East Lampeter police are winding up their involvement in leading the search of an area where an 18-year-old Upper Leacock Township woman was last seen Sunday before she was reported missing.
Police investigators are instead focusing attention on the hundreds of tips that have poured in concerning Linda Stoltzfoos since Monday, Lt. Matt Hess said Thursday afternoon.
Volunteer searchers continued to search into Friday afternoon.
"There's only so many times you can search the same area over again," Hess said.
Stoltzfoos, of Beechdale Road, was last observed on a farm on Stumptown Road wearing a tan dress, white apron and white cape, police said; she had been returning from church. She is white, about 5’10” and weighs 125 pounds.
Hess said many tips are general or vague, such as someone calling to say they saw a brown car or the like. But investigators process them in case more of the same kind of tips come in and a pattern can be developed.
Investigators aren't sure what happened to Stoltzfoos.
Nothing has been ruled out, but no evidence of foul play has been found, Hess said.
If Stoltzfoos left of her own accord, he said police want her to know she is not in trouble and to contact police.
The FBI was brought in Wednesday, but Hess said he did not know exactly what assistance they were providing. Even if he did, he said, police likely wouldn't disclose that.
The department relies on the FBI for all types of cases, he said.
Carrie Adamowski, an FBI spokeswoman, said its involvement isn't unusual.
"A young woman's whereabouts are unknown. The reason we're involved is because we were asked to be. This isn't unusual," she said in an email. "Every day, all over the country, the FBI is providing some kind of resources or assistance to local/state/federal law enforcement partners — not just on missing persons cases, on all different types of cases. It's an important part of what we do."

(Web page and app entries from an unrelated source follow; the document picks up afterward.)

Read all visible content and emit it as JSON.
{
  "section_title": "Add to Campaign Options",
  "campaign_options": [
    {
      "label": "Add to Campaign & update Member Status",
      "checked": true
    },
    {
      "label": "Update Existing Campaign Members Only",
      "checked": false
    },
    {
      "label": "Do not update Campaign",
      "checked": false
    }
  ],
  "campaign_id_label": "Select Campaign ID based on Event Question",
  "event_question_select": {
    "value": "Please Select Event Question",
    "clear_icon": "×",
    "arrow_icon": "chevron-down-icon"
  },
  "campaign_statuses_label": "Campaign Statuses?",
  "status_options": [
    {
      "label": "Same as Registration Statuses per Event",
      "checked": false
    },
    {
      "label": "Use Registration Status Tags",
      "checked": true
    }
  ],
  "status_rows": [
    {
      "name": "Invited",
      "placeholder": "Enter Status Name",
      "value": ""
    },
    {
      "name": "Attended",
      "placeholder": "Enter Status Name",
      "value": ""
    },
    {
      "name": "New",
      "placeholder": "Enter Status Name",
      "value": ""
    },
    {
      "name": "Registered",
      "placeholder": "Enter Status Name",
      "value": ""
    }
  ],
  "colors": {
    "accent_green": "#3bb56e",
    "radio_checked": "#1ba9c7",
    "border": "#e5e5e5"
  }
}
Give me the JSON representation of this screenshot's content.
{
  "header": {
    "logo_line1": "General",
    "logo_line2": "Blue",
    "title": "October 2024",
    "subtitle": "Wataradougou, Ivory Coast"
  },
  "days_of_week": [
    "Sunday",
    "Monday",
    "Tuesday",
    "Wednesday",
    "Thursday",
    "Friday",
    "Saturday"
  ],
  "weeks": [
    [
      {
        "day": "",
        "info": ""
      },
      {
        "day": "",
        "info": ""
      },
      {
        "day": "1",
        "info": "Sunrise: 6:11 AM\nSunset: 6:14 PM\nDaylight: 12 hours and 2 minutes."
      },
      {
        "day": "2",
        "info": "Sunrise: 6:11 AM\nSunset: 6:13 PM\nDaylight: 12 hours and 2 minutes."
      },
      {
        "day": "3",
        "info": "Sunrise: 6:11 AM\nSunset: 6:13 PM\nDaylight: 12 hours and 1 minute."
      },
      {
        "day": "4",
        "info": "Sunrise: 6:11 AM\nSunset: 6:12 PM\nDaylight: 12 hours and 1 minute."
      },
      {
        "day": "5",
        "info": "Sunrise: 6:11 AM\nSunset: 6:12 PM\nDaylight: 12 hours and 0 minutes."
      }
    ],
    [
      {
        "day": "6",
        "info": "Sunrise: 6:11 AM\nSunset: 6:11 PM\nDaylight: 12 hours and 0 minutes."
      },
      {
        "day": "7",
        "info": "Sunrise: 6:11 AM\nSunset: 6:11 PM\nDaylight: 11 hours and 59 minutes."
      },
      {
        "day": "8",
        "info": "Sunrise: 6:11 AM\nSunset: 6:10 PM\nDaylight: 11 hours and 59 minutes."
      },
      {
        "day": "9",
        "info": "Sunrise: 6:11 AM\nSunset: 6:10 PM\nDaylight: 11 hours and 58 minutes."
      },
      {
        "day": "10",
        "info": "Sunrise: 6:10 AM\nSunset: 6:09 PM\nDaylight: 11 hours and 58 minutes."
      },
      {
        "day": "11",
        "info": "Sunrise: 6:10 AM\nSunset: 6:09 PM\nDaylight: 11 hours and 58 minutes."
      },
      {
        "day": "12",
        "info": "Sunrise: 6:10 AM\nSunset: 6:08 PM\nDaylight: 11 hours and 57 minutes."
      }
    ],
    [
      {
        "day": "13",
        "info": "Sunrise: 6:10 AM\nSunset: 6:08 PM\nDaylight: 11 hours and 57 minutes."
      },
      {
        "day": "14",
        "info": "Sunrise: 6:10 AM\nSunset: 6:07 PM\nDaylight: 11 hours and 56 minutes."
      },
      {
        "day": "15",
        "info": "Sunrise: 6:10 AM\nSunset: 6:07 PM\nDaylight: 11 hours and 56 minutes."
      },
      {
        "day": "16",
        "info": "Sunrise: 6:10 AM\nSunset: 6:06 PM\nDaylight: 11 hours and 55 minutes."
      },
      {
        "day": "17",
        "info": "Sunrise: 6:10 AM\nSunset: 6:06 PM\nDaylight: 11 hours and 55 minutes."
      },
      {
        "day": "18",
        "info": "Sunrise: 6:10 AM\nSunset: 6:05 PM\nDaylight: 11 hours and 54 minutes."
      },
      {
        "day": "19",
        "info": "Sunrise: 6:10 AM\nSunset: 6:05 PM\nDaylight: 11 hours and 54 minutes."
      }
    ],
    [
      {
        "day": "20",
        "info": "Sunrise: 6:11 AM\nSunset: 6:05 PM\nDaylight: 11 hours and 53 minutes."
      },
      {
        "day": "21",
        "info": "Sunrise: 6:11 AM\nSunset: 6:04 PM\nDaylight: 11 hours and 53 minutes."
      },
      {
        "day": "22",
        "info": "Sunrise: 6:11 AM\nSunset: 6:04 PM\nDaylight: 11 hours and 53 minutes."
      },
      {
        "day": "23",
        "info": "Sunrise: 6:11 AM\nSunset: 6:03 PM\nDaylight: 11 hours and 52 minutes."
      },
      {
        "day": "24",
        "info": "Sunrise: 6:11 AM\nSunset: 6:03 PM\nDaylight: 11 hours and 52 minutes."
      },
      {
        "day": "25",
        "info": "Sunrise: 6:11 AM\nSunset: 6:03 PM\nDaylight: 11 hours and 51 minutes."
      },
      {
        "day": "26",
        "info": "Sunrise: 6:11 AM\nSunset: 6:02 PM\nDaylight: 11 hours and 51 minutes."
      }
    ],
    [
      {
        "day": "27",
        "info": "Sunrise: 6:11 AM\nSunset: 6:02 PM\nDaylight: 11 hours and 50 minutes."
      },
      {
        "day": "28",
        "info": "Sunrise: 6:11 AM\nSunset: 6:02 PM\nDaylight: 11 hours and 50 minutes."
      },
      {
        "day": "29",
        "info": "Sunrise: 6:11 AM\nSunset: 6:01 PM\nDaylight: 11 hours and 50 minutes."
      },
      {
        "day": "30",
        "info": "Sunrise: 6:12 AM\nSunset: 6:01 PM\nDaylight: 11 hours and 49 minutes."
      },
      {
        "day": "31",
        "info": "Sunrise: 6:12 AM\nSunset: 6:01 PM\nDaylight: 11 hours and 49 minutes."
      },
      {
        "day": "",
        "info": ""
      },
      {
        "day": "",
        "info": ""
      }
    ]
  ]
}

" ... if our law enforcement partners ask for assistance, we'll provide it, whether it's simple manpower, evidence response capabilities, tech support, etc.," she said. "We work closely with our local and state partners on task forces, we provide training — the police departments know us, we know them, and when they call, we answer."